Top of Records for the task

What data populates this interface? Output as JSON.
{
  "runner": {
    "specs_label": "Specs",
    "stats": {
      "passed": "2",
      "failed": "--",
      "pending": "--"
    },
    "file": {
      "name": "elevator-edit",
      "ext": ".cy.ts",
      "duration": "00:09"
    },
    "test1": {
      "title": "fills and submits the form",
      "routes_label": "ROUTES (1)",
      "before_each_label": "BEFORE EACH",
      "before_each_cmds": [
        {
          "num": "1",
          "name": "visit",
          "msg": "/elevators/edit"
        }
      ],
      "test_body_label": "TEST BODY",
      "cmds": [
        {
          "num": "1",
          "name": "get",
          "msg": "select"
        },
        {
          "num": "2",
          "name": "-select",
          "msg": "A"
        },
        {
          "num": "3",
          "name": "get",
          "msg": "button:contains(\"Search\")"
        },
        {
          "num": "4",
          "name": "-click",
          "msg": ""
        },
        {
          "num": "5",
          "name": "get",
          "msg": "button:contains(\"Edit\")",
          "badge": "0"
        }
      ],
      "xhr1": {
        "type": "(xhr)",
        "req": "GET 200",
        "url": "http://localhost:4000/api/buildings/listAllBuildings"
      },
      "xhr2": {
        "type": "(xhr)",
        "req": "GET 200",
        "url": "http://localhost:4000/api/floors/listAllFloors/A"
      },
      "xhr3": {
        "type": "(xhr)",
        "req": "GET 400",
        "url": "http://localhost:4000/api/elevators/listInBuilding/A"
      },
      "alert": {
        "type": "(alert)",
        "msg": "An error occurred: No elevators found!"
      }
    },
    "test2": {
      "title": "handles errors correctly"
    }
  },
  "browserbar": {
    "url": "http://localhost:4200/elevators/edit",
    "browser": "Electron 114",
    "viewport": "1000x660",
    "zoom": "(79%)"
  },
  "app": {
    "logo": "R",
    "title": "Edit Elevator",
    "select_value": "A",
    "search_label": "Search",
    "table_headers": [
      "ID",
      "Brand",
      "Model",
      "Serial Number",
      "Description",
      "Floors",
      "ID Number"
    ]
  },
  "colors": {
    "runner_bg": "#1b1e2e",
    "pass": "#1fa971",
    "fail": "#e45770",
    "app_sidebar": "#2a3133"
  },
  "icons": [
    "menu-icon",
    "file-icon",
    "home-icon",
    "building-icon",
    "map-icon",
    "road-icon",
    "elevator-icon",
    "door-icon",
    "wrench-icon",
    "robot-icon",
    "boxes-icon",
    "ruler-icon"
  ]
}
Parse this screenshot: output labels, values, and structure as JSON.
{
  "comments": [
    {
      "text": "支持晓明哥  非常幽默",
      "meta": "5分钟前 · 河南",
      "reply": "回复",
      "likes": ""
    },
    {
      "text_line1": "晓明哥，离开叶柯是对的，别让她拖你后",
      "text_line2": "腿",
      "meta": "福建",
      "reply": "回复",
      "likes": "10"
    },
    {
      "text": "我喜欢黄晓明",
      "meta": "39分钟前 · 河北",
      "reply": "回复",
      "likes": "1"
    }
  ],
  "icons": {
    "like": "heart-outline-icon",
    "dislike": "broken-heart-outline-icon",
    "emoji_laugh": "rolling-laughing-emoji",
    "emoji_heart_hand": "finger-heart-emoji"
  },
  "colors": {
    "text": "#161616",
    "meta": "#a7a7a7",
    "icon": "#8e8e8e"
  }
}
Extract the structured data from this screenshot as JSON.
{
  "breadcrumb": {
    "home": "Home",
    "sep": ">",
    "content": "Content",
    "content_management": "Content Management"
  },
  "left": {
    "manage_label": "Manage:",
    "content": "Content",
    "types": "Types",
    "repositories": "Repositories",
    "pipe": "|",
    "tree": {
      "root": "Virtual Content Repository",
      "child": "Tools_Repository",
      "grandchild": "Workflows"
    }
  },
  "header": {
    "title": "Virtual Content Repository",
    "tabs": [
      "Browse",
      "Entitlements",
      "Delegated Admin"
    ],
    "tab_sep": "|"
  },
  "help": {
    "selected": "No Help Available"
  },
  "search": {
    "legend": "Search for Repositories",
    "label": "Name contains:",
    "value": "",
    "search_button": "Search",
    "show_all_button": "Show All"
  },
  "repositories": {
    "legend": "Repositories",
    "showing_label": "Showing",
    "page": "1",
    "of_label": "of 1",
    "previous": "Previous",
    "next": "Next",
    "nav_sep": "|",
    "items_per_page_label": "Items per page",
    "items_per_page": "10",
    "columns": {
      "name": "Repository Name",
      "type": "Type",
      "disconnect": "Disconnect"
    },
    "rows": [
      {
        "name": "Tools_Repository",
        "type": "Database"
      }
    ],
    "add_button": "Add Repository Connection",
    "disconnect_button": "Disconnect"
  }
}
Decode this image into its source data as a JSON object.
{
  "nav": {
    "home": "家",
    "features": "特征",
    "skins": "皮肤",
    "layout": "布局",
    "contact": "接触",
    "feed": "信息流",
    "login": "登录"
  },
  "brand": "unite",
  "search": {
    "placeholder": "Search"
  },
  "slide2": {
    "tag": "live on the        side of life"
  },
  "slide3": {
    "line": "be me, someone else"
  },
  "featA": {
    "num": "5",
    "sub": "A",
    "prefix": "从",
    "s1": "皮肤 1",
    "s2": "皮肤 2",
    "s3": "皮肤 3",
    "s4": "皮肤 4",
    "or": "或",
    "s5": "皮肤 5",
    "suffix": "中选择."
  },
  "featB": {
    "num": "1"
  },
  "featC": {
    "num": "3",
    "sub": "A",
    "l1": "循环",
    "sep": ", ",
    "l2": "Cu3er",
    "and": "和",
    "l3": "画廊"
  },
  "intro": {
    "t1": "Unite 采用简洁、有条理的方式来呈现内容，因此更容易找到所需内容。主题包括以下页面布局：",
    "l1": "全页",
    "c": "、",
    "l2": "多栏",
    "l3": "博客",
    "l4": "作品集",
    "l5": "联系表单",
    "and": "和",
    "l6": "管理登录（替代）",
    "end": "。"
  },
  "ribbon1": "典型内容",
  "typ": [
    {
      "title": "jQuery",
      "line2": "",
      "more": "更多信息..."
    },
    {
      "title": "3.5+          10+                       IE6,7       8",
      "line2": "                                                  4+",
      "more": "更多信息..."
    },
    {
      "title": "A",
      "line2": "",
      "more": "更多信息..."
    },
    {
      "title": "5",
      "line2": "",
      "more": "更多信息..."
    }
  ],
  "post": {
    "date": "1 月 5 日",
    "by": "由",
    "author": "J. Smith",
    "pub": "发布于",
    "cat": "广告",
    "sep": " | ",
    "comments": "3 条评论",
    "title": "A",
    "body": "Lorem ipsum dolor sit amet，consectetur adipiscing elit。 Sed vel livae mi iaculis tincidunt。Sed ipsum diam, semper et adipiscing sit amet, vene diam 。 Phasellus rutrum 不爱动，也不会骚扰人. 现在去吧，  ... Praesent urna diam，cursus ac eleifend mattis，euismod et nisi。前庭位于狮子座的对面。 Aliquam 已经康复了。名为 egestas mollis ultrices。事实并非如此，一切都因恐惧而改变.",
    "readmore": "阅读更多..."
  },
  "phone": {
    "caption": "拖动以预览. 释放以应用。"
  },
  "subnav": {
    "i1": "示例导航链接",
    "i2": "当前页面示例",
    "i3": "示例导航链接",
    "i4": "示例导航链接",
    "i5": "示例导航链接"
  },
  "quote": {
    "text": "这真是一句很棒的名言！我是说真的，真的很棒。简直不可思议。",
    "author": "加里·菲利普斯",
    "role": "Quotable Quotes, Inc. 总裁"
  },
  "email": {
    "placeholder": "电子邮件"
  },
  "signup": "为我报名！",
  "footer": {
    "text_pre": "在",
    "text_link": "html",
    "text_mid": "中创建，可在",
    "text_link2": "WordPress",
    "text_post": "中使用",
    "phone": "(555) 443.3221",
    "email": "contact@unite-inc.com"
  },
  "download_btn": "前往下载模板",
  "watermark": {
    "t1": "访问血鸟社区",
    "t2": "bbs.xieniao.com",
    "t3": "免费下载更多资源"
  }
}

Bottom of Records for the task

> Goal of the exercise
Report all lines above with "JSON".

> Written answer
What data populates this interface? Output as JSON.
Parse this screenshot: output labels, values, and structure as JSON.
Extract the structured data from this screenshot as JSON.
Decode this image into its source data as a JSON object.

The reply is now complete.